But, trip after trip to Zhutomyr I saw several very large gray nests on top of power and telephone poles not too far from the road. Often there were several in a row, one on every pole it seemed. There must have been 50 or more over a 40 mile stretch. At first I thought they were ornamental, man-made to look like large bird nests. They were huge, even bigger than an eagle's nest! I knew eagles would not build a nest in populated areas, so that was out. They were close to houses and barns. I could not imagine any bird willing to build a nest that close to human activity.

Then, one day I saw movement in one of the nests. Upon closer examination, I saw two large white and black birds, one standing on one leg and the other kind of dancing around. This got my attention, so I looked closer at the upcoming nests. Then I saw several young birds in a nest, with one of its parents. They seemed to be mostly beak with a wooly covering on thier bodies. I found out they were the young ones being raised by their parents. The parents looked like the "fictional" storks that I read in those old storybooks when I was a kid.

Then I saw in the fields hundreds of these birds looking for food. They were not as thick as seagulls on a Utah field, but there were hundreds foraging on short grassy fields. When I asked a native what kind of bird they were, he said the English word was "STORK". So they really did exist and they were not just in a fairy tale.

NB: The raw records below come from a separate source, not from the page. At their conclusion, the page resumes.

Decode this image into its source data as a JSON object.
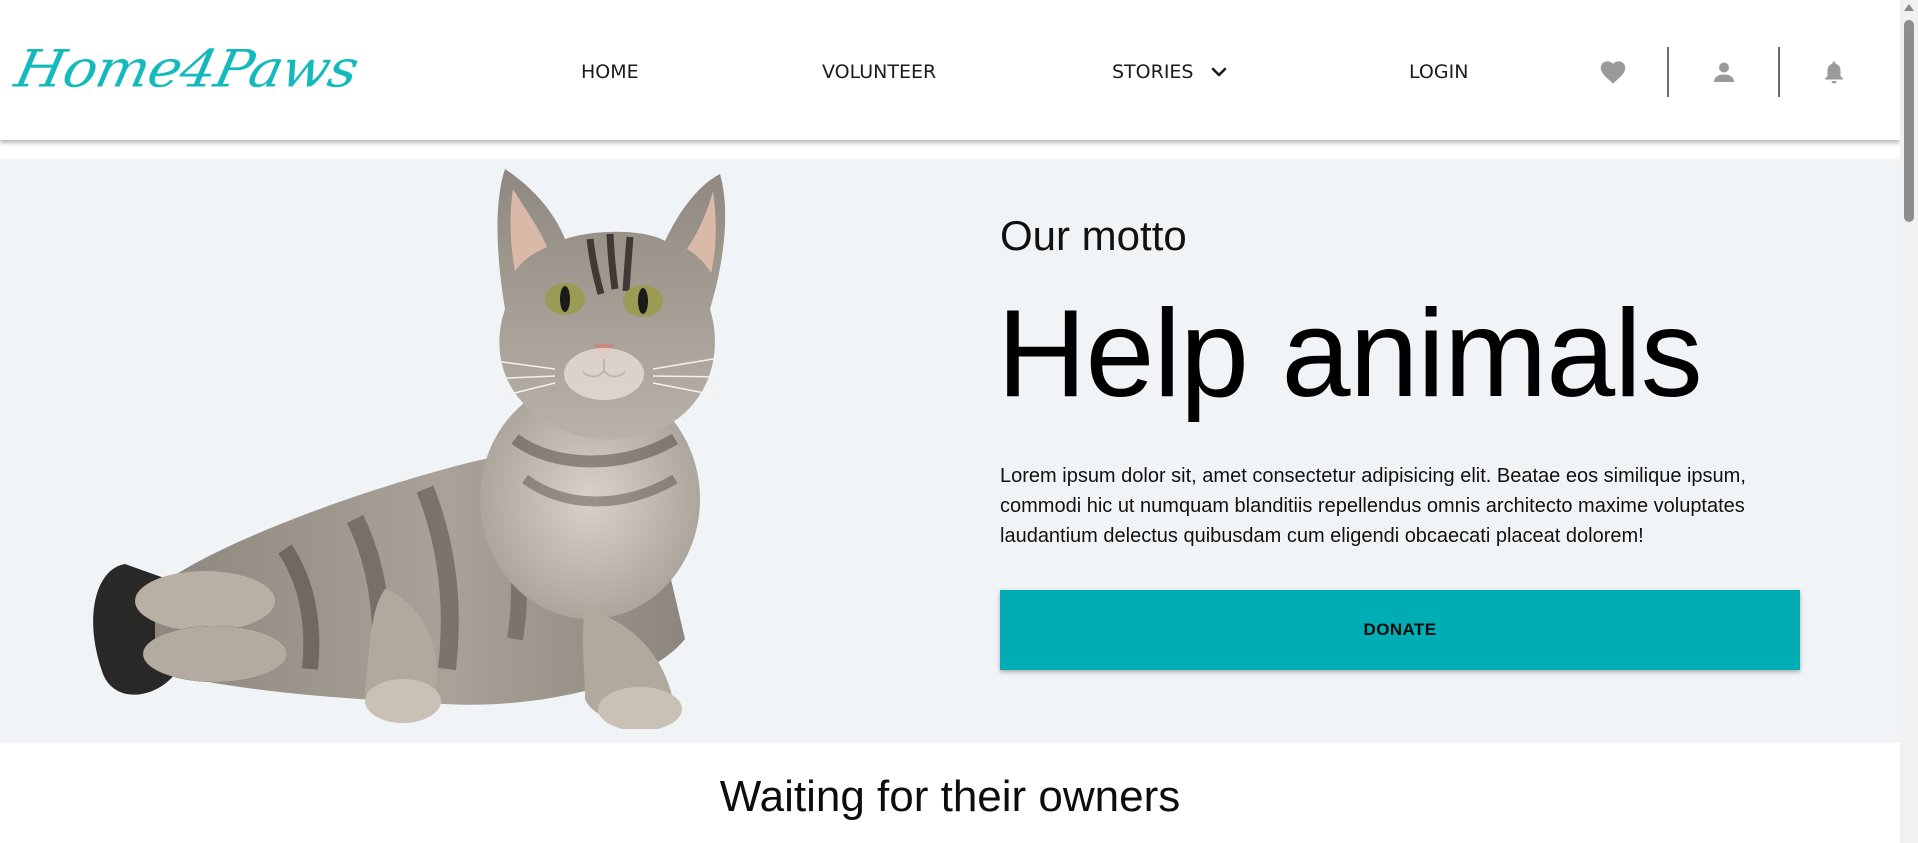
{
  "header": {
    "logo_text": "Home4Paws",
    "nav": {
      "home": "HOME",
      "volunteer": "VOLUNTEER",
      "stories": "STORIES",
      "login": "LOGIN"
    },
    "icons": [
      "heart-icon",
      "user-icon",
      "bell-icon"
    ]
  },
  "hero": {
    "motto": "Our motto",
    "headline": "Help animals",
    "body": "Lorem ipsum dolor sit, amet consectetur adipisicing elit. Beatae eos similique ipsum, commodi hic ut numquam blanditiis repellendus omnis architecto maxime voluptates laudantium delectus quibusdam cum eligendi obcaecati placeat dolorem!",
    "donate_label": "DONATE"
  },
  "section": {
    "title": "Waiting for their owners"
  },
  "colors": {
    "brand": "#13b9bd",
    "button": "#00adb4",
    "hero_background": "#f1f4f7",
    "icon_gray": "#9a9a9a"
  }
}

Well, if storks are real, then the rest of the tale must be true as well. Thus, I determined that babies come from Ukraine because that is where storks live, waiting their turn to pick up and deliver babies. Just don't ask me how they know where to deliver them. That is someone else's problem to find out!

Interesting notes from Ukraine

Wednesday, July 13, 2011

Summer in Ukraine


Our new mission president, Jorg Klebingat, replaced Lane Steinagel as he and his family arrived on 30 June. We miss the Steinagels, but the Klebingat's are already well adjusted and accustomed to Ukraine since they lived here for about 4 years. He took President Hinckley to view the temple site location options and recounted to us the selection process in which the site was selected, and where the temple now stands. They will do great as we all enter this new chapter of the Kyiv Ukraine Mission.

We are preparing for the next All Ukraine Helping Hands Day, or "Day of Service" as expressed by President Eyring during April Conference. We had a great turnout for ther Helping Hands Day in April and hope to duplicate it in October. In addition to building Branch unity, the media covered many of the projects and reported on them. It is great exposure for the Church as we serve the communities we live in.

We recently spent several days in Crimea where we participated in several Humanitarian Service project closing ceremonies. All the recipient organizations were extremely greatful for LDS Charities support. Typically the assistance is for orphanages, handicapped schools, homeless shelters, homes for the elderly and hospitals. Blankets, desks and dorm furniture, a washing machine and kitchen appliances go a long way to help those in need.

Whilei n Crimea, we took advantage of the long daylight to spend a few minutes near the Black Sea. One very interesting site was the old Soviet submarine tunnel that housed several submarines while being repaired or prepared for sea duty. Built in the 1950's, they were completely hidden from later satellite images. Now they conduct tours though the tunnel and have a nice museum.

We also had a chance to test out the Black Sea beaches. They are very nice, especially as you go further east along the Crimean Peninsula. It has been a cool and somewhat rainy spring, which means the sea temperature is a little lower than they would like. But it was OK for us in getting our feet wet.

We are in a time of uncertainty. If the Church does not replace us, then we have a lot of cleanout to do with our apartment since it serves as our office. If they replace us, then we have to clean up our computers so that they make sense to other people. I never was good a putting together a filing system, and the same goes for a folder system.

More to come later.

Tom and Shauna